I’ve looked at a lot of startup sites and one common flaw is that they can’t bring themselves to tell you what they are starting up.
The intensity of their passion is so huge and overwhelming that it doesn’t occur to them that visitors might not already be aware of it.
I looked at the site of one of the entrepreneurs I met at a recent Lean Startup Circle meeting. It has pictures of a drop of water and light bulbs dangling from wires. “Water & Energy Monitoring,” its says in dark type against a dark blue background. Under the company name is a subhead: Saving Water, Saving Energy, Saving Money.
This is the first text block on the site:
Here’s a little quiz: what was envisioned? What are these guys selling?
After reading this, the visitor still has no idea what the startup is offering. And in this case, you can search the site and never find out what they were doing in the garage for all those years. It’s an app and a gadget, but in order to find that out, you have to look at three repetitive videos totaling 13 minutes, and you have to be paying very close attention.
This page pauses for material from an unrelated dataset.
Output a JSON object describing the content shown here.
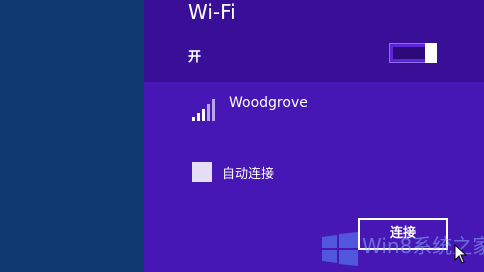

But the site gives you no information that would give you an incentive to devote that much time to it.
It’s common for startups to want to first impress you with the long laborious period of development that led to the disruptive innovation. They also want to virtue-signal about their motives.
When trying to write about themselves, they stiffen up and write pedantically. In my site analyses, I use the Flesch-Kincaid Reading Ease index, which scores their introductory text block at Grade 18, Ease 15, which is terrible–about as easy to read as the footnotes in a post-graduate statistical analysis textbook. Not what you want for your marketing campaign.
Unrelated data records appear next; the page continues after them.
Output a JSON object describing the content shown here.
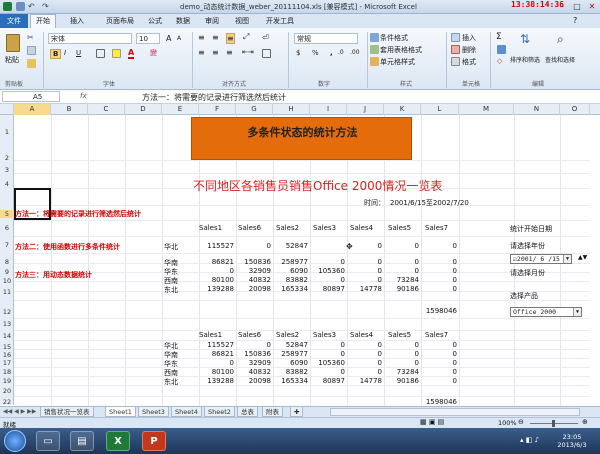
{
  "window": {
    "title": "demo_动态统计数据_weber_20111104.xls [兼容模式] - Microsoft Excel",
    "overlay_clock": "13:38:14:36"
  },
  "ribbon": {
    "tabs": [
      "文件",
      "开始",
      "插入",
      "页面布局",
      "公式",
      "数据",
      "审阅",
      "视图",
      "开发工具"
    ],
    "paste": "粘贴",
    "font_name": "宋体",
    "font_size": "10",
    "bold": "B",
    "italic": "I",
    "underline": "U",
    "number_format": "常规",
    "conditional_format": "条件格式",
    "format_as_table": "套用表格格式",
    "cell_styles": "单元格样式",
    "insert": "插入",
    "delete": "删除",
    "format": "格式",
    "sort_filter": "排序和筛选",
    "find_select": "查找和选择",
    "groups": [
      "剪贴板",
      "字体",
      "对齐方式",
      "数字",
      "样式",
      "单元格",
      "编辑"
    ]
  },
  "formula_bar": {
    "name_box": "A5",
    "content": "方法一：将需要的记录进行筛选然后统计"
  },
  "columns": [
    "A",
    "B",
    "C",
    "D",
    "E",
    "F",
    "G",
    "H",
    "I",
    "J",
    "K",
    "L",
    "M",
    "N",
    "O"
  ],
  "rows": [
    "1",
    "2",
    "3",
    "4",
    "5",
    "6",
    "7",
    "8",
    "9",
    "10",
    "11",
    "12",
    "13",
    "14",
    "15",
    "16",
    "17",
    "18",
    "19",
    "20",
    "22"
  ],
  "sheet": {
    "banner": "多条件状态的统计方法",
    "subtitle": "不同地区各销售员销售Office 2000情况一览表",
    "time_label": "时间：",
    "time_range": "2001/6/15至2002/7/20",
    "method1": "方法一：将需要的记录进行筛选然后统计",
    "method2": "方法二：使用函数进行多条件统计",
    "method3": "方法三：用动态数据统计",
    "start_date_label": "统计开始日期",
    "select_year_label": "请选择年份",
    "date_value": "2001/ 6 /15",
    "select_month_label": "请选择月份",
    "select_product_label": "选择产品",
    "product_value": "Office 2000"
  },
  "table1": {
    "headers": [
      "Sales1",
      "Sales6",
      "Sales2",
      "Sales3",
      "Sales4",
      "Sales5",
      "Sales7"
    ],
    "rows": [
      {
        "region": "华北",
        "values": [
          "115527",
          "0",
          "52847",
          "",
          "0",
          "0",
          "0"
        ]
      },
      {
        "region": "华南",
        "values": [
          "86821",
          "150836",
          "258977",
          "0",
          "0",
          "0",
          "0"
        ]
      },
      {
        "region": "华东",
        "values": [
          "0",
          "32909",
          "6090",
          "105360",
          "0",
          "0",
          "0"
        ]
      },
      {
        "region": "西南",
        "values": [
          "80100",
          "40832",
          "83882",
          "0",
          "0",
          "73284",
          "0"
        ]
      },
      {
        "region": "东北",
        "values": [
          "139288",
          "20098",
          "165334",
          "80897",
          "14778",
          "90186",
          "0"
        ]
      }
    ],
    "total": "1598046"
  },
  "table2": {
    "headers": [
      "Sales1",
      "Sales6",
      "Sales2",
      "Sales3",
      "Sales4",
      "Sales5",
      "Sales7"
    ],
    "rows": [
      {
        "region": "华北",
        "values": [
          "115527",
          "0",
          "52847",
          "0",
          "0",
          "0",
          "0"
        ]
      },
      {
        "region": "华南",
        "values": [
          "86821",
          "150836",
          "258977",
          "0",
          "0",
          "0",
          "0"
        ]
      },
      {
        "region": "华东",
        "values": [
          "0",
          "32909",
          "6090",
          "105360",
          "0",
          "0",
          "0"
        ]
      },
      {
        "region": "西南",
        "values": [
          "80100",
          "40832",
          "83882",
          "0",
          "0",
          "73284",
          "0"
        ]
      },
      {
        "region": "东北",
        "values": [
          "139288",
          "20098",
          "165334",
          "80897",
          "14778",
          "90186",
          "0"
        ]
      }
    ],
    "total": "1598046"
  },
  "sheet_tabs": [
    "销售状况一览表",
    "Sheet1",
    "Sheet3",
    "Sheet4",
    "Sheet2",
    "总表",
    "附表"
  ],
  "status": {
    "mode": "就绪",
    "zoom": "100%"
  },
  "taskbar": {
    "time": "23:05",
    "date": "2013/6/3"
  }
}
And if visitors do trudge through this paragraph, they’re rewarded by learning nothing whatsoever about whatever it is that you’re offering.
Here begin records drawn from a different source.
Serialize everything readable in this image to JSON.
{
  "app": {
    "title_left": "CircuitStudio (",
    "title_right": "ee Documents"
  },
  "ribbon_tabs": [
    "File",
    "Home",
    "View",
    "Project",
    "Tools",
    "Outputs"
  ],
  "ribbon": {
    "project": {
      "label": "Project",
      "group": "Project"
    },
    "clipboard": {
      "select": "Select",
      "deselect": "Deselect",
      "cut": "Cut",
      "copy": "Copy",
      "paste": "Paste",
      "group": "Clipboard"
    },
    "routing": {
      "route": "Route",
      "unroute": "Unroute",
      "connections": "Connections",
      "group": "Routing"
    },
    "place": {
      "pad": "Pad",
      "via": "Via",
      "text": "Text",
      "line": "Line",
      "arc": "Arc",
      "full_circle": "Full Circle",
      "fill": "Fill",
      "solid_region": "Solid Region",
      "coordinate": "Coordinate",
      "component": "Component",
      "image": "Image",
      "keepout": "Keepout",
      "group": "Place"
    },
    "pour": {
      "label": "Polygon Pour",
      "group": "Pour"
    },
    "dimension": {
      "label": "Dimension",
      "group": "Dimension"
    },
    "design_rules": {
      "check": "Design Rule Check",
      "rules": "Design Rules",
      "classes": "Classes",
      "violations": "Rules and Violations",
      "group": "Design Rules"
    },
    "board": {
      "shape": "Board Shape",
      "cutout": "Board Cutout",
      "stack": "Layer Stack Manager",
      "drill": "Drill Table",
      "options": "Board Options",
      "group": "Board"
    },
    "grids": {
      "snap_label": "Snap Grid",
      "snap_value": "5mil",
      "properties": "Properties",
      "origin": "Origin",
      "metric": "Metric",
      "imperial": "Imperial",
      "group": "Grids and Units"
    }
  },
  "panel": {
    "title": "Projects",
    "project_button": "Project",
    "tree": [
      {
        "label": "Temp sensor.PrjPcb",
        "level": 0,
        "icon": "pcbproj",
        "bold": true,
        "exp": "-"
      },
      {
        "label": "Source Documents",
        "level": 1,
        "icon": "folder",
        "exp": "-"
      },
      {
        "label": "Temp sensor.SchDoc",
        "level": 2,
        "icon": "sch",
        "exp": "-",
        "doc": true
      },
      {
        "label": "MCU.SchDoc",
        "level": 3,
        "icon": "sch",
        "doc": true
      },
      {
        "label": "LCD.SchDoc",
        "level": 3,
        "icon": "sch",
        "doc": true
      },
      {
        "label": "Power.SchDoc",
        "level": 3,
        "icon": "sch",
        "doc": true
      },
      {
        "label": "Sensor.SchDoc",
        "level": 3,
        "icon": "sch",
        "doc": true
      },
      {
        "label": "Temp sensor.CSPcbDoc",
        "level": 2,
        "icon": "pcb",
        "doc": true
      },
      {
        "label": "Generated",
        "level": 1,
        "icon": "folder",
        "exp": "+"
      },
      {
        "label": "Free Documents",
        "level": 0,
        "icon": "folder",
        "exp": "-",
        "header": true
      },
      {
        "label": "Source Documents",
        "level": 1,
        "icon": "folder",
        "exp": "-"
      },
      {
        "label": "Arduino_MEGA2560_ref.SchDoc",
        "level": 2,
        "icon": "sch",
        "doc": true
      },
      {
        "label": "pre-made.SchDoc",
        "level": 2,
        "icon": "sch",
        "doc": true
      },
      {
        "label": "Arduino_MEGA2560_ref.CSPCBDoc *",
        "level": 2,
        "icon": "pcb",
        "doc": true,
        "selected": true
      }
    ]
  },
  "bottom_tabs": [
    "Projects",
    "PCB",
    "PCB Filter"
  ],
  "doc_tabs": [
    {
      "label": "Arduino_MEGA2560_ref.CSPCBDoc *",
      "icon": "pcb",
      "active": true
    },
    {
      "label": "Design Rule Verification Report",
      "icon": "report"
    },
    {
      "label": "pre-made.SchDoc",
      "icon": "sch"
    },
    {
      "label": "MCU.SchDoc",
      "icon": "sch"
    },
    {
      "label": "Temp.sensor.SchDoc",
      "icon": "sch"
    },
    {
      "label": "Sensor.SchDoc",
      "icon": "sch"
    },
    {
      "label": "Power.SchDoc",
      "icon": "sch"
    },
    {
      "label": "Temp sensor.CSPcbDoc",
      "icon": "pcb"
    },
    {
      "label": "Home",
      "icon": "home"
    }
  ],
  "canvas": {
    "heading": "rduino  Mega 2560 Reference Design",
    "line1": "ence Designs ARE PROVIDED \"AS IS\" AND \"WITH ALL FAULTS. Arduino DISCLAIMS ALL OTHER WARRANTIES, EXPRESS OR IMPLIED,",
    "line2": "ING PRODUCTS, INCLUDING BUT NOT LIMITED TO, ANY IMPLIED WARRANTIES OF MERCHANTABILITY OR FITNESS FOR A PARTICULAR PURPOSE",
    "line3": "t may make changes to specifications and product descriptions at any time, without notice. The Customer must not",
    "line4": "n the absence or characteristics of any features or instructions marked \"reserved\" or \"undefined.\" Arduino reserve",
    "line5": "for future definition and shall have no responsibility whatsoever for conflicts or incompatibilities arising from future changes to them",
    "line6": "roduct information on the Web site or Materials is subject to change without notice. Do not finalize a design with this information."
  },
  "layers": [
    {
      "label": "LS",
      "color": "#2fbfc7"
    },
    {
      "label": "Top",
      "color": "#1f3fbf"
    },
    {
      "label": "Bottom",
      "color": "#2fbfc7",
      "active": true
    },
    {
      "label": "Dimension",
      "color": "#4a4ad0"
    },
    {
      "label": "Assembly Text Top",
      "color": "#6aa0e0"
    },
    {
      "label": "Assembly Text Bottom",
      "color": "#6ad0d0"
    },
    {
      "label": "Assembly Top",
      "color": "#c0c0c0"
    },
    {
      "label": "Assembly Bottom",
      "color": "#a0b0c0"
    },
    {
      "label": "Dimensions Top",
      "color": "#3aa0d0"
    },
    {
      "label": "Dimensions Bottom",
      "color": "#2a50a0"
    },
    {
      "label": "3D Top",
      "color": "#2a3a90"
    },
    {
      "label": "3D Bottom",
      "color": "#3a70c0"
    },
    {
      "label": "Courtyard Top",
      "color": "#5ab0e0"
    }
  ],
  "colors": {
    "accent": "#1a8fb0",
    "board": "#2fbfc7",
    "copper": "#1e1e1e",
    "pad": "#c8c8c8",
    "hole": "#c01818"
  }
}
If you’re offering something new, start with your best benefit–not with a generic abstract preamble.